Where you read it first | Wednesday, May 29, 2024

The Step Back: Why the NBA needs expansion now more than ever

NBA Expansion is much closer than we think.

The Step Back

By Michael Wu

For almost 20 years, the NBA has comprised 30 teams. With vastly increasing league popularity and a treasure trove of player talent, team expansion has become a tantalizing idea for fans and executives alike. As other major sports leagues like the NHL have expanded in recent years, the NBA board has yet to budge on the topic of expansion. It was only this past summer that NBA Commissioner Adam Silver finally acknowledged the possibility of expansion following the end of the league’s media rights deal in 2025. What Silver fails to realize, however, is that NBA expansion is not a luxury — it’s a necessity.

Let’s flash back to 10 years ago, to the 2011–12 NBA season. The Charlotte Bobcats (now the Hornets), finished a shortened season with an abysmal record, 7–59. That record is the worst winning percentage in NBA history at .106. The Bobcats’ roster was not good, as no name scrubs such as Gerald Henderson, Byron Mullens and Derrick Brown received serious minutes on a nightly basis.

Besides the historically bad Bobcats of 2011–12, this era of the NBA had other seriously bad teams. The 2013–14 Philadelphia 76ers, the 2014–15 Minnesota Timberwolves and the 2013–14 Milwaukee Bucks, to name a few, all finished with winning percentages below 24%. However, bad players in the NBA were not limited to bad teams. Even teams who made it to the playoffs like the 2010–11 New York Knicks gave extended minutes to career journeymen and past-their-prime vets, including Landry Fields, Wilson Chandler and Toney Douglas. 

The reality is that NBA teams 10, or even five, years ago were just worse than current NBA teams. In recent years, the plethora of talent coming from college and overseas has made the NBA much more rich in star power. As a result there are no truly bad teams anymore.

Take the two current last place teams in each conference in the NBA this season, the Detroit Pistons and the Memphis Grizzlies. Both teams have an abundance of young and electrifying players. The Pistons have former first overall pick Cade Cunningham, Jaden Ivey, Ausar Thompson and Jalen Duren. The Grizzlies have superstar Ja Morant (currently suspended), reigning defensive player of the year Jaren Jackson Jr. as well as Desmond Bane and Marcus Smart. Neither of these two teams, who again, are currently in last place, are truly ‘bad.’ The amount of talent across the NBA has made margins for error incredibly thin and has dramatically increased the parity between the top and bottom teams in the league.
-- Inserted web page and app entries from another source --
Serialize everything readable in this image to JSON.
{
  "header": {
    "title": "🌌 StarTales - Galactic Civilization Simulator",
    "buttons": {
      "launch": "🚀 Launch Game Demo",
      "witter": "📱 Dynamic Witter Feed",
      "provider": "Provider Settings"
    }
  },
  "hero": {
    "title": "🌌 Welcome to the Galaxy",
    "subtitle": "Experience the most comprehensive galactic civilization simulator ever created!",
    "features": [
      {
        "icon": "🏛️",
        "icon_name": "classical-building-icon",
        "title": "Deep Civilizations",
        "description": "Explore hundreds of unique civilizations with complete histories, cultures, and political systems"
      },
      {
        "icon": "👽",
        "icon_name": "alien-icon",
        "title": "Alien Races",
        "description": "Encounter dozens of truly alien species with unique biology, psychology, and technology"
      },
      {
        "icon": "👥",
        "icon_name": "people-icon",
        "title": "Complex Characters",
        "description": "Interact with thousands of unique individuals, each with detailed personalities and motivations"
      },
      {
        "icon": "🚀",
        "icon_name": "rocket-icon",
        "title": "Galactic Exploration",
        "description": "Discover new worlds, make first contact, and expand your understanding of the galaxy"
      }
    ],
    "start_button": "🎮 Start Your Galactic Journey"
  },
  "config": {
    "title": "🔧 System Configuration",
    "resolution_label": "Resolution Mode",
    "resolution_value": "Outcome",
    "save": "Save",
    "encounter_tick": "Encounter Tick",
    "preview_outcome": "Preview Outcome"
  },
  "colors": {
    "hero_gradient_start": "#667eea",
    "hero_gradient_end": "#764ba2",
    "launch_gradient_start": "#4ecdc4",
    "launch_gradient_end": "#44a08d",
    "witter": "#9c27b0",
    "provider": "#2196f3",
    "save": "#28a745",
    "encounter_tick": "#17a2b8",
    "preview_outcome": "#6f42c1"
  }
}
Clearly, the amount of talent currently in the NBA and the insane talent that’s yet to come warrants expansion. Talented players deserve to receive meaningful minutes, and there is purely just not enough real estate for all of these players to thrive effectively in the current NBA landscape. While immediate innovations like the In-Season Tournament encourage competition and provide a fresh league outlook, the excitement for expansion is hard to dispel. While Silver and the NBA wait out the remaining part of their media deal, the ball is in their court: They can either meander around the idea, or realize that expansion is an inevitable movement that’s much closer to happening than they think.